Recently I did a succulent podcast with British nurseryman Alan Lodge of Newlands Nursery. We were on opposite sides of the planet, but we chatted as though sharing the same pot of tea. Alan hosts weekly podcasts with international gardening experts. He proudly told me that Newlands participates in Royal Horticultural Society shows at Hampton Court and Tatton Park. "We've won numerous medals including Silver Gilts and Golds."
The Brits Love Houseleeks
Clearly the British have a challenging climate for succulents---all that rain---but we found common ground in sempervivums. Could there be a plant with a more Harry Potterish name than "houseleek?" These perky little succulents grow on cottage roofs throughout Northern Europe.
Houseleeks (Sempervivum sp., hens-and-chicks) have been known since Roman times for improving the longevity of roofs. Intriguingly, they're used today as green-roof plants in cities across the US, including Portland, OR and Washington, DC.
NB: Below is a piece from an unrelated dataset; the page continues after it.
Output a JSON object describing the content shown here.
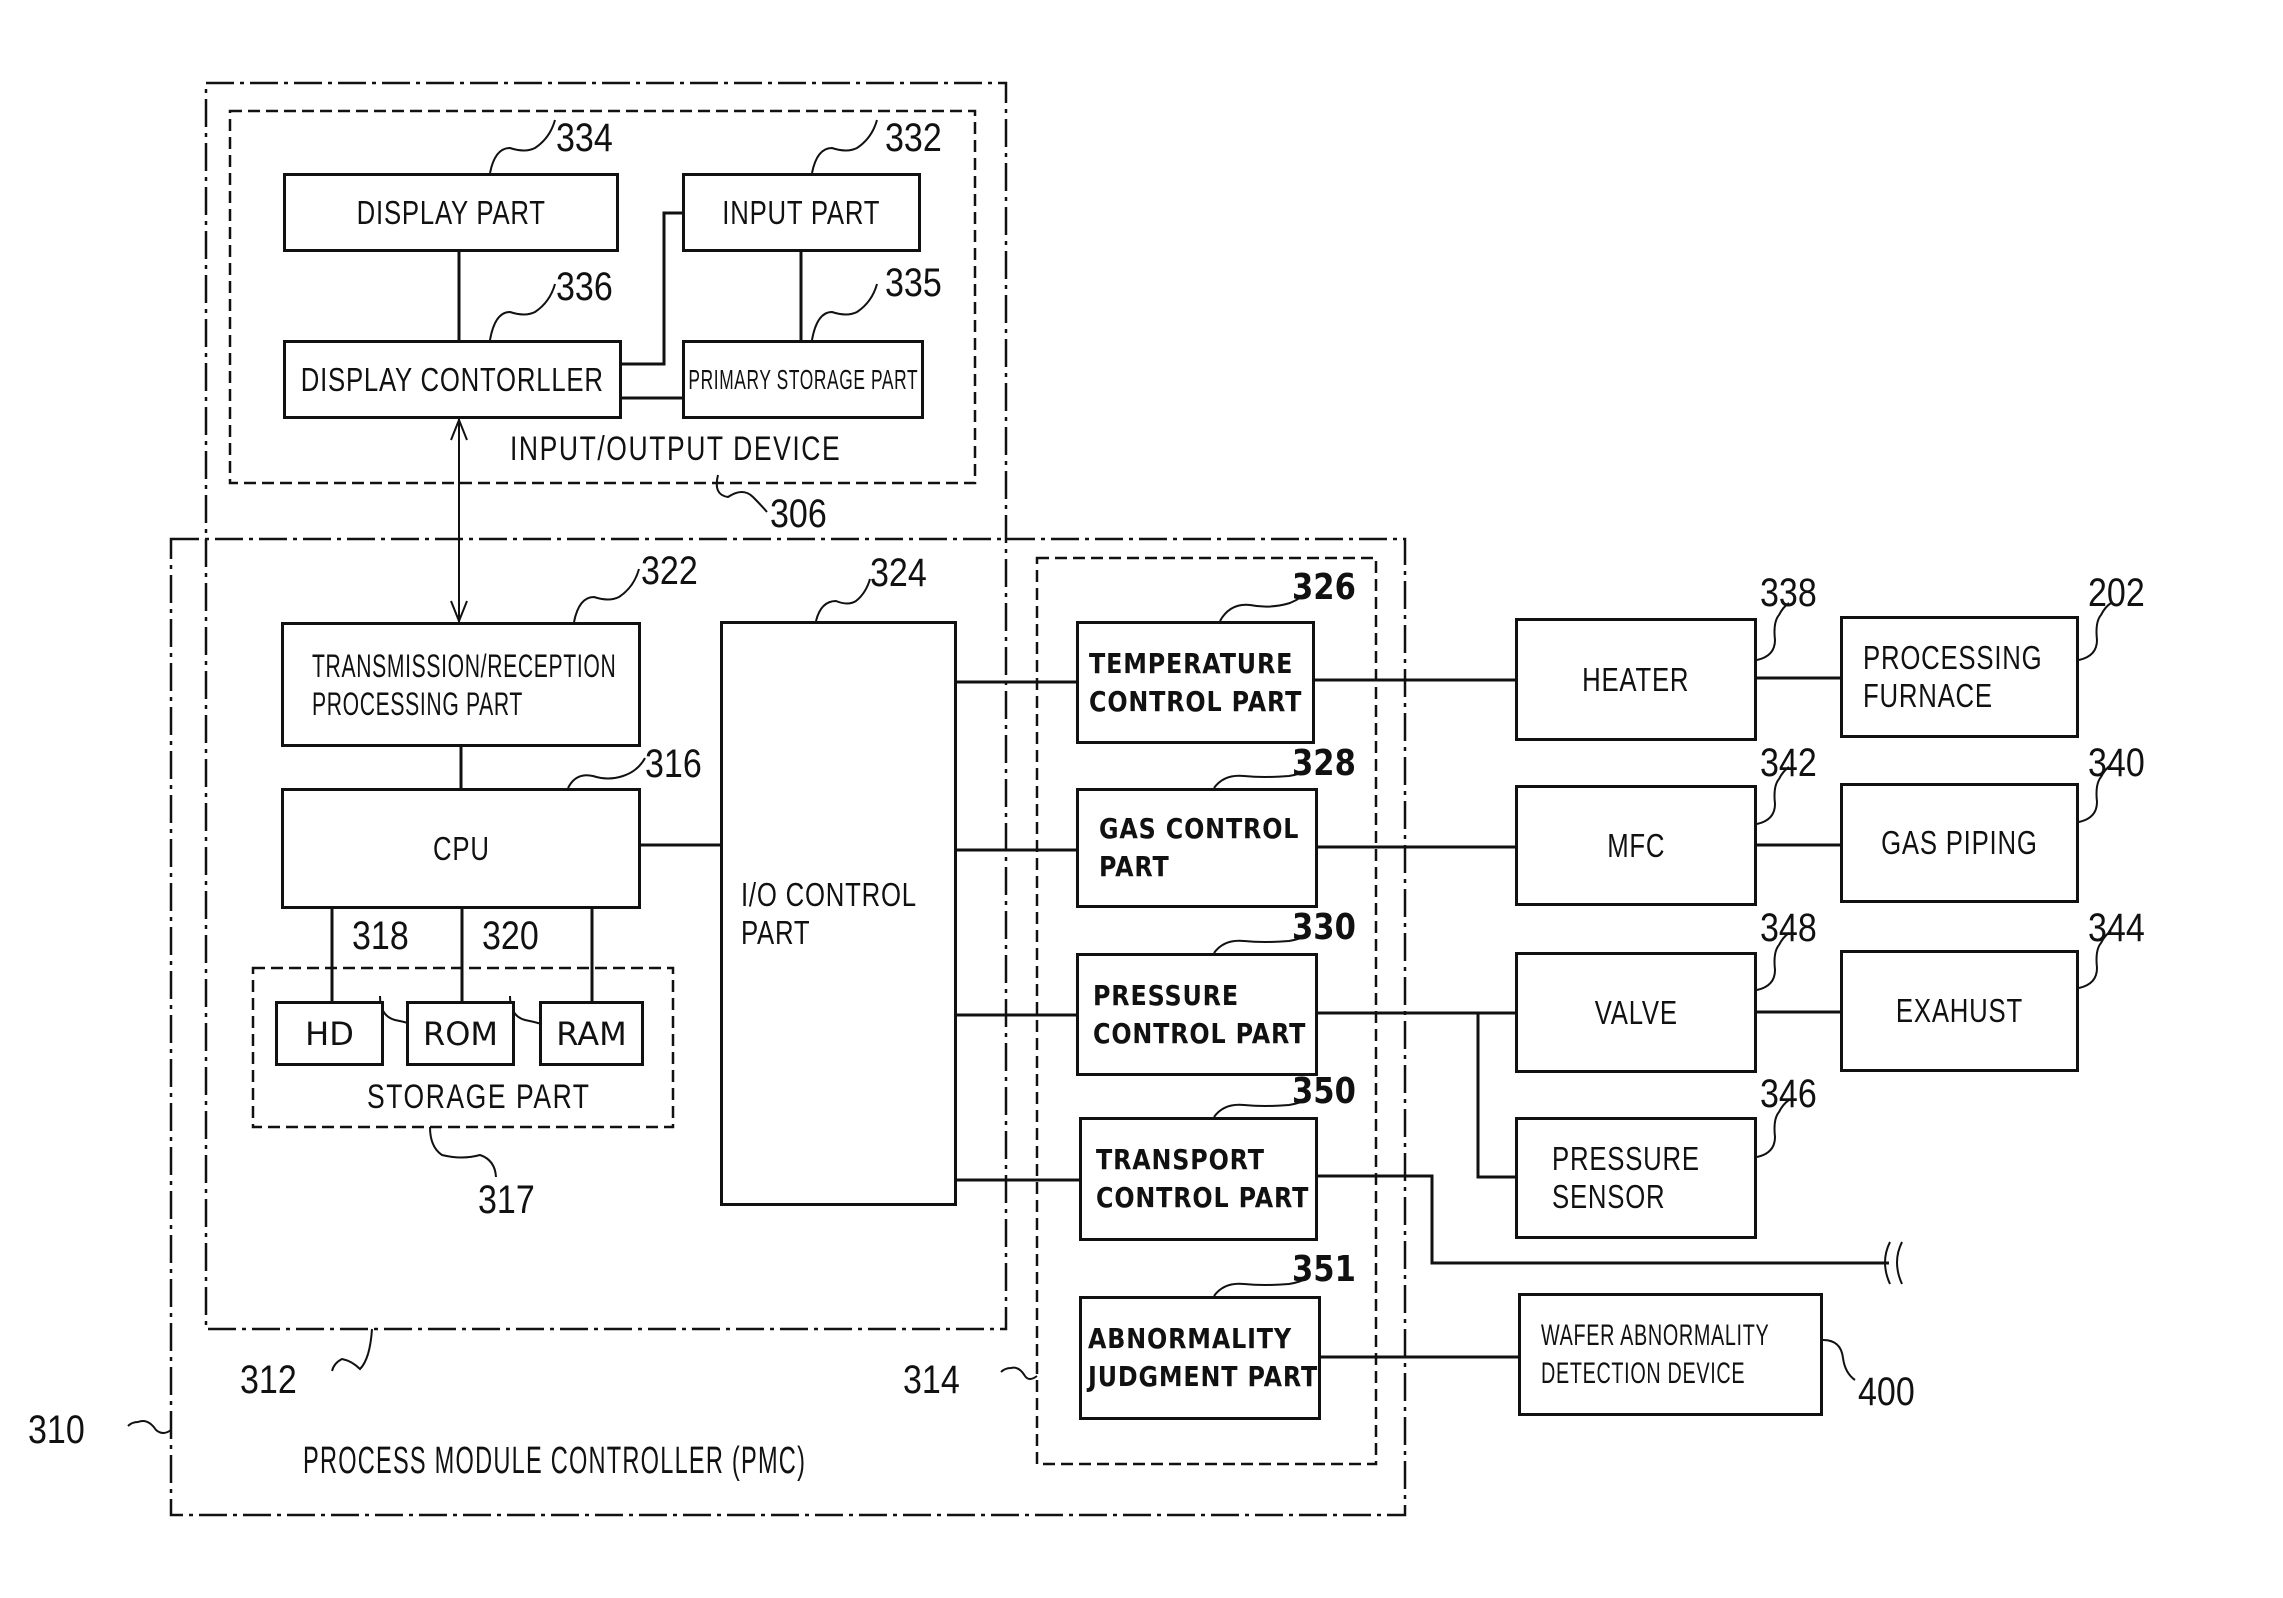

Alan asked how the succulent craze started, so I explained that back when I was researching my first book, Designing with Succulents (Timber Press, 2007), "Southern Californians didn't want jade or other succulents. They were using roses and Mediterranean perennials to create the look of English gardens. But then the drought came along..."
The beauty of podcasting is you're able to share an intimate conversation with people worldwide
If you're curious, do have a listen. Podcasts are great for when you're doing something fairly mindless, like folding laundry, peeling apples, or sitting in traffic. This one is 53 minutes, and it goes fast.
I'd love to know what you think of my British succulent podcast. Please leave your comments below. Thanks, and enjoy!
Cold-Hardy Succulents: Details, Photos & Varieties Looking for succulents that go below freezing? You’re in the right place! About cold-hardy succulents The common cold-hardy succulents shown here can handle northern winters, snow, rainstorms (if given excellent drainage) and summer dry spells. Sedum (stonecrop) Trailing varieties are lovely as ground covers and in rock gardens, terraces and hanging…
The popular and readily available varieties shown here can handle northern winters, snow, rainstorms (if given excellent drainage) and summer dry spells. There are two main genera: Sedum and Sempervivum. Lesser known are Rosularia, Delosperma, and Orostachys. Notably, certain species of Agave and cacti don’t freeze in all but the coldest climates.